The challenge to thrive rather than survive during austere times is perhaps greater than ever. This session helps school leaders and governors understand how to make the most of the tools available to support Integrated Curriculum Financial Planning, how to begin to explore ways to ensure an effective technology spend and prevent wastage, equipping governors with the right questions and challenge they should be using with their schools and how the Birmingham eLearning Foundation might help you provide additional funding streams for your institution. You’ll leave this session with a number of quick wins for consideration as you take the conversation back to your leadership community, better equipped to survive and with some real hope to thrive.

Improving reading – Secondary

Fiona Oakley (National Literacy Trust), Lindsey Hammond & Emma Arnott (BEP), Jayne Welsh (ARK St Albans)

Reading is a fundamental skill for life and learning; its crucial importance is recognised by teachers, school leaders, academics and Ofsted Inspectors alike.
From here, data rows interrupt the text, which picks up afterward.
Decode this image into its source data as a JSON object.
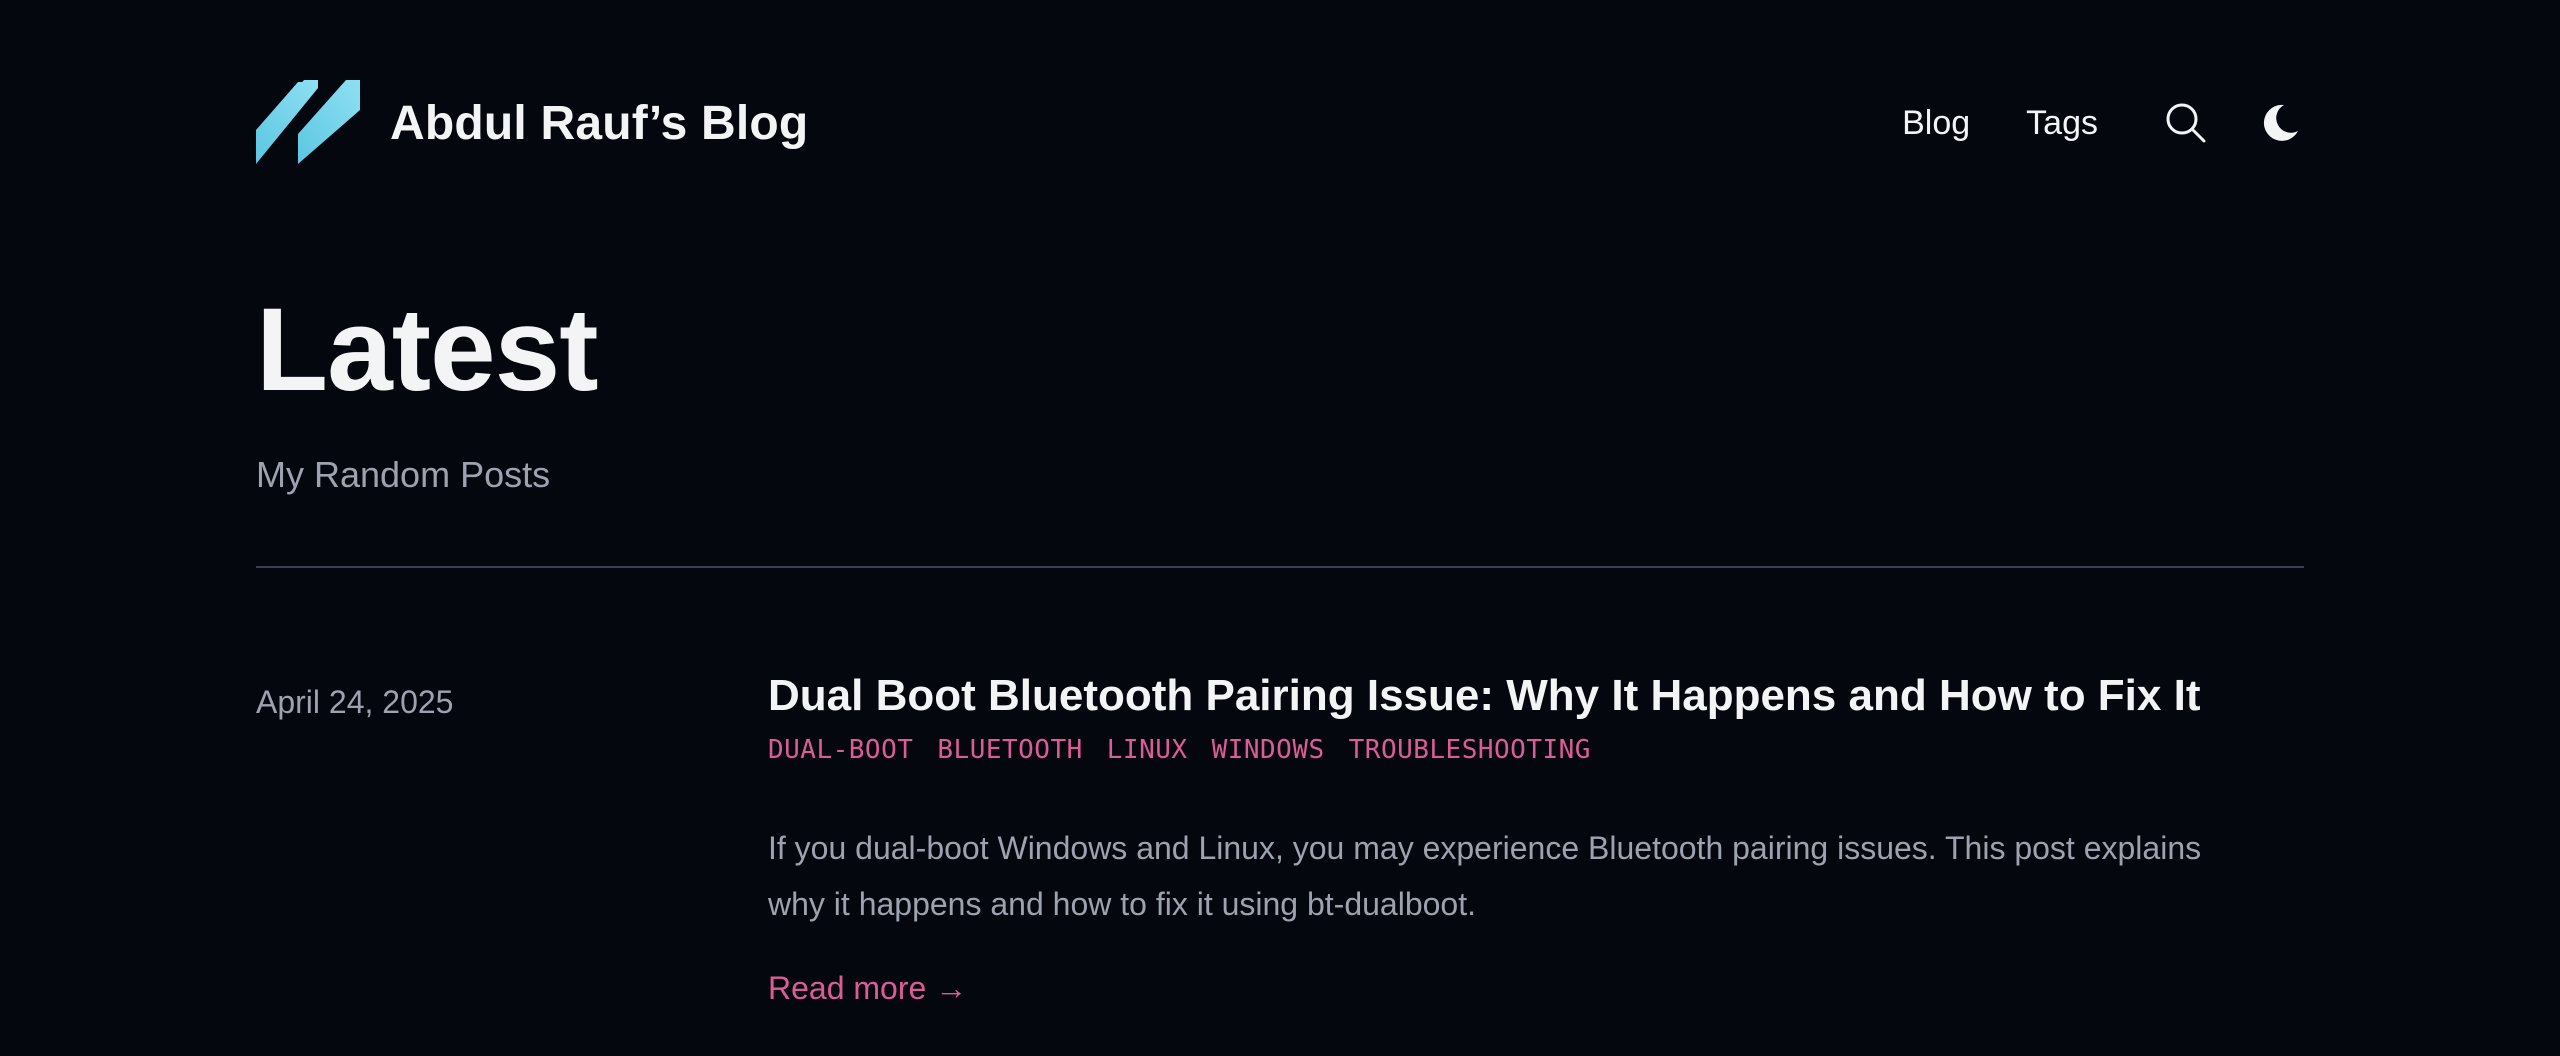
{
  "header": {
    "site_title": "Abdul Rauf’s Blog",
    "logo_icon": "logo-slashes-icon",
    "logo_color": "#6fd0e8",
    "nav": {
      "blog_label": "Blog",
      "tags_label": "Tags"
    },
    "search_icon": "search-icon",
    "theme_icon": "moon-icon"
  },
  "main": {
    "title": "Latest",
    "subtitle": "My Random Posts"
  },
  "posts": [
    {
      "date": "April 24, 2025",
      "title": "Dual Boot Bluetooth Pairing Issue: Why It Happens and How to Fix It",
      "tags": [
        "DUAL-BOOT",
        "BLUETOOTH",
        "LINUX",
        "WINDOWS",
        "TROUBLESHOOTING"
      ],
      "summary": "If you dual-boot Windows and Linux, you may experience Bluetooth pairing issues. This post explains why it happens and how to fix it using bt-dualboot.",
      "read_more": "Read more →"
    }
  ],
  "colors": {
    "background": "#05070f",
    "text": "#f3f4f6",
    "muted": "#9ca3af",
    "accent": "#db5c97",
    "divider": "#3a3f4b"
  }
}
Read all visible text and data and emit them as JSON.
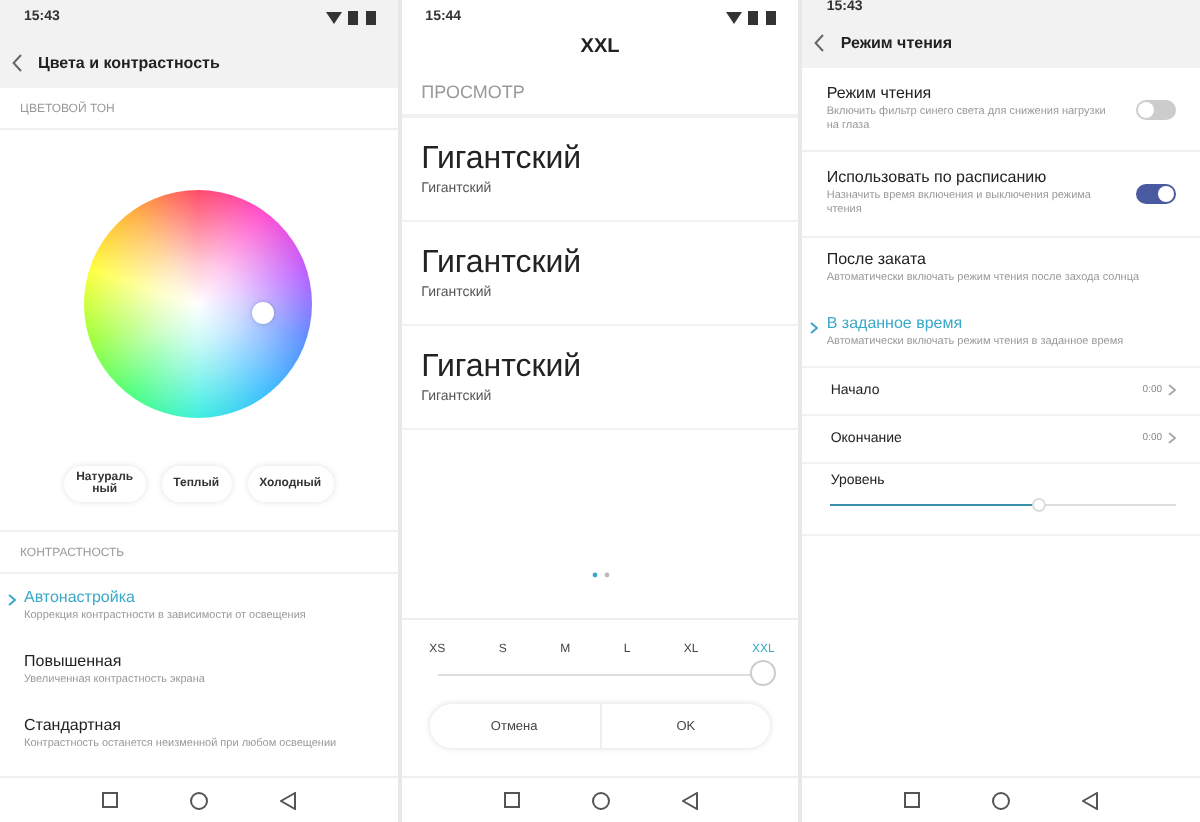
{
  "color_screen": {
    "time": "15:43",
    "title": "Цвета и контрастность",
    "tone_section": "ЦВЕТОВОЙ ТОН",
    "presets": [
      {
        "label": "Натураль\nный"
      },
      {
        "label": "Теплый"
      },
      {
        "label": "Холодный"
      }
    ],
    "contrast_section": "КОНТРАСТНОСТЬ",
    "options": [
      {
        "title": "Автонастройка",
        "subtitle": "Коррекция контрастности в зависимости от освещения",
        "selected": true
      },
      {
        "title": "Повышенная",
        "subtitle": "Увеличенная контрастность экрана",
        "selected": false
      },
      {
        "title": "Стандартная",
        "subtitle": "Контрастность останется неизменной при любом освещении",
        "selected": false
      }
    ]
  },
  "font_screen": {
    "time": "15:44",
    "title": "XXL",
    "preview_section": "ПРОСМОТР",
    "previews": [
      {
        "large": "Гигантский",
        "small": "Гигантский"
      },
      {
        "large": "Гигантский",
        "small": "Гигантский"
      },
      {
        "large": "Гигантский",
        "small": "Гигантский"
      }
    ],
    "sizes": [
      {
        "label": "XS",
        "selected": false
      },
      {
        "label": "S",
        "selected": false
      },
      {
        "label": "M",
        "selected": false
      },
      {
        "label": "L",
        "selected": false
      },
      {
        "label": "XL",
        "selected": false
      },
      {
        "label": "XXL",
        "selected": true
      }
    ],
    "buttons": [
      "Отмена",
      "OK"
    ]
  },
  "reading_screen": {
    "time": "15:43",
    "title": "Режим чтения",
    "rows": [
      {
        "kind": "toggle",
        "title": "Режим чтения",
        "subtitle": "Включить фильтр синего света для снижения нагрузки на глаза",
        "on": false
      },
      {
        "kind": "toggle",
        "title": "Использовать по расписанию",
        "subtitle": "Назначить время включения и выключения режима чтения",
        "on": true
      },
      {
        "kind": "radio",
        "title": "После заката",
        "subtitle": "Автоматически включать режим чтения после захода солнца",
        "selected": false
      },
      {
        "kind": "radio",
        "title": "В заданное время",
        "subtitle": "Автоматически включать режим чтения в заданное время",
        "selected": true
      },
      {
        "kind": "time",
        "title": "Начало",
        "value": "0:00"
      },
      {
        "kind": "time",
        "title": "Окончание",
        "value": "0:00"
      },
      {
        "kind": "slider",
        "title": "Уровень",
        "level": 0.6
      }
    ]
  }
}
The three BEP Secondary Reading pilot programmes, which ran from January 2019, explored themes around the teaching of academic language, leadership of reading and the teaching of reading to accelerate progress. These have yielded significant learning which is of benefit to all Secondary schools.

In this workshop, in addition to hearing from successful pilot schools, National Literacy Trust Specialist Fiona Oakley will present a range of resources and information about best practice for ensuring that children and young people can read for understanding and extend their reading experience.

Getting better faster: Smart working to change student culture

Mark Gregory (ARK Secondary Schools)

The Leverage Leadership approach answers the basic question: what do great school leaders do that separates them from the rest?  Rooted in the observation and training of over 20,000 school leaders worldwide, Leverage Leadership is a proven framework to streamline implementation and help good leaders become great. It attests that effective leadership is not about innate charisma, charm, or personality—it’s about how a leader uses their time. The approach informs the work of Uncommon Schools, Achievement First and Ark Schools and is captured in a number of books by Paul Bambrick-Santoyo and Doug Lemov, including Leverage Leadership 2.0.  This workshop gives an introduction to the approach, focusing on either the lever of data driven instruction or student culture. It is led by Mark Gregory, regional director for Ark Schools and recent graduate of the leverage leadership institute, alongside Ela McSorley, Nishkam Schools’ Director for Learning and Teaching and Katie Marshall, Vice Principal at Ark Kings Academy. Opportunities to participate in a full programme of leverage leadership training, through the ARK TSA and BEP.
PS Avoid this workshop if you find “Americanism’s” off-putting – a great opportunity for those capable of cultural translation.